"The Social Security Windfall Elimination and Government Pension Offset Provisions for Public Employees in the Health and Retirement Study"
Social Security Bulletin. 74(3): 55-69.
ALAN L. GUSTMAN, Dartmouth College - Department of Economics, National Bureau of Economic Research (NBER)
THOMAS L. STEINMEIER, Texas Tech University - Department of Economics and Geography
NAHID TABATABAI, Dartmouth College - Department of Economics
This article examines the Social Security Windfall Elimination Provision and Government Pension Offset. These provisions reduce the Social Security benefits of workers (and the resulting benefits of their spouses) if the prime beneficiary worked in “noncovered” employment (in which Social Security payroll taxes were not paid) that provided a pension, or if the spouse or survivor earned a pension from noncovered work. Using Health and Retirement Study data uniquely suited to the analysis, the authors calculate the household-level average lifetime benefit reductions resulting from these provisions and examine them in the context of lifetime Social Security income, pension income, and total wealth. The analysis also isolates the effects of pensions from noncovered employment on benefit adjustments and wealth.
"Health Effects of Containing Moral Hazard: Evidence from Disability Insurance Reform"
Tinbergen Institute Discussion Paper 14-102/V
PILAR GARCIA-GOMEZ, Erasmus University Rotterdam (EUR) - Erasmus School of Economics (ESE)
ANNE C. GIELEN, Erasmus University Rotterdam (EUR) - Erasmus School of Economics (ESE)
We exploit an age discontinuity in a Dutch disability insurance (DI) reform to identify the health impact of stricter eligibility criteria and reduced generosity. Women subject to the more stringent rule experience greater rates of hospitalization and mortality. A €1,000 reduction in annual benefits leads to a rise of 4.2 percentage points in the probability of being hospitalized and a 2.6 percentage point higher probability of death more than 10 years after the reform. There are no effects on the hospitalization of men subject to stricter rules but their mortality rate is reduced by 1.2 percentage points. The negative health effect on females is restricted to women with low pre-disability earnings. We hypothesize that the gender difference in the effect is due to the reform tightening eligibility particularly with respect to mental health conditions, which are mor e prevalent among female DI claimants. A simple back-of-the-envelope calculation shows that every dollar reduction in DI is almost completely offset by additional health care costs. This implies that policy makers considering a DI reform should carefully balance the welfare gains from reduced moral hazard against losses not only from less coverage of income risks but also from deteriorated health.

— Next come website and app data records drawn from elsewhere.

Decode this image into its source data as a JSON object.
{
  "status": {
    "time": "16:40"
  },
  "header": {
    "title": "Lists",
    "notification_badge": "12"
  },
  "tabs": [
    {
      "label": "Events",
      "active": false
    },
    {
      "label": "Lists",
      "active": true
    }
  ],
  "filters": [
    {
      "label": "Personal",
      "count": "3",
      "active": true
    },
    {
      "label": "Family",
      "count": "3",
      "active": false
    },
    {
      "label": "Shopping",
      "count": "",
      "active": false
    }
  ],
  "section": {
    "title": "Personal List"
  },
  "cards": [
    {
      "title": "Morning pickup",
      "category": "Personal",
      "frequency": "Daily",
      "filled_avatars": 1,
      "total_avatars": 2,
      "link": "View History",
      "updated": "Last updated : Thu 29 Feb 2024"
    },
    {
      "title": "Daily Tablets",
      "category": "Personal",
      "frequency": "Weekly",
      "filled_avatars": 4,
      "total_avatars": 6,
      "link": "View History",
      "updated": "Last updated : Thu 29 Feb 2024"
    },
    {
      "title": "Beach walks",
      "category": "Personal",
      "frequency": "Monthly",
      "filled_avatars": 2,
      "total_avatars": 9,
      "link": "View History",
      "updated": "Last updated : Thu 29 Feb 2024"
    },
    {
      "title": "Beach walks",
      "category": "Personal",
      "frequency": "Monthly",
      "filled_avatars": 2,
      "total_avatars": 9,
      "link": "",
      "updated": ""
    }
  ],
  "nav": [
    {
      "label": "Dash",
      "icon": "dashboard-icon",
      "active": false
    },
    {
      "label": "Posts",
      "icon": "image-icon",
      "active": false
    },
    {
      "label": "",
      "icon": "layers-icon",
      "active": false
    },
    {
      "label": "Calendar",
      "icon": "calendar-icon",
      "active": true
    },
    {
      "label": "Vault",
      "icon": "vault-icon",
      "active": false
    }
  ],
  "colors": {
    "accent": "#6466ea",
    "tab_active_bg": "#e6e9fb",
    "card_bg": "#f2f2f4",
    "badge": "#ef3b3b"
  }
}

This paper exploits Social Security legislation changes to identify the causal effect of Social Security income on out-of-pocket medical expenditures of the elderly. Using the household level consumption data from the 1986-1994 Consumer Expenditure Survey and an instrumental variables strategy, the empirical results show that the estimated income elasticities of out-of-pocket total medical costs, medical service expenses, and prescription drug expenses are about 0.89, 1.05, and 0.86, respectively. The estimated elasticities increase substantially and are statistically significant for elderly individuals with less than a high school education. The corresponding income elasticities are 2.49, 3.66, and 1.38, respectively. The findings are in sharp contrast to existing studies that use micro-level data and provide evidence that health care is a luxury good among the low education elderly.
Unlike workers in many developed nations, far too few American workers today can look forward to financial independence as they age. As a result, many will be compelled to work much later into their lives, some into their 70s.
Social Security provides only a floor of retirement income. For many years defined benefit (DB) plans provided the core of retirement security, but today most DB plans in the private sector are closed to new employees, and those in the public sector are dramatically underfunded. A patchwork of defined contribution (DC) retirement plans – such as 401(k) 403 (b), and IRA – now serve as the primary retirement saving vehicles in the private sector, but they are complex, costly, and challenging for employers and employees to manage.
This paper recommends a single private DC pension system that can cover all working Americans, with a single set of rules.
A key part is the creation of broadly diversified Trusteed Retirement Funds (TRFs), whose sponsors are trustees, with fiduciary responsibilities.
Payroll deduction of every employee’s salary will automatically go into a broadly diversified TRF unless the employee either opts out or selects a preferred TRF (and unless the employer already sponsors a defined benefit pension plan).
TRF’s will relieve employers from fiduciary responsibility for all future DC contributions.
To protect retirees from the risks of inflation, longevity, and the unpredictability of the stock and bond markets, retirees will be encouraged to use their TRF savings to buy either an immediate or deferred indexed annuity. A Federal Longevity Insurance Administration will enable private insurance companies to provide cost-effective annuities.
All TRFs and annuities will be without marketing costs.
Tax deductions will be designed to stay within our nation’s current tax expenditures for retirement.
This paper offers a basis for near-term action by Congress and the Administration to help resolve the growing problem of funding workers’ retirement.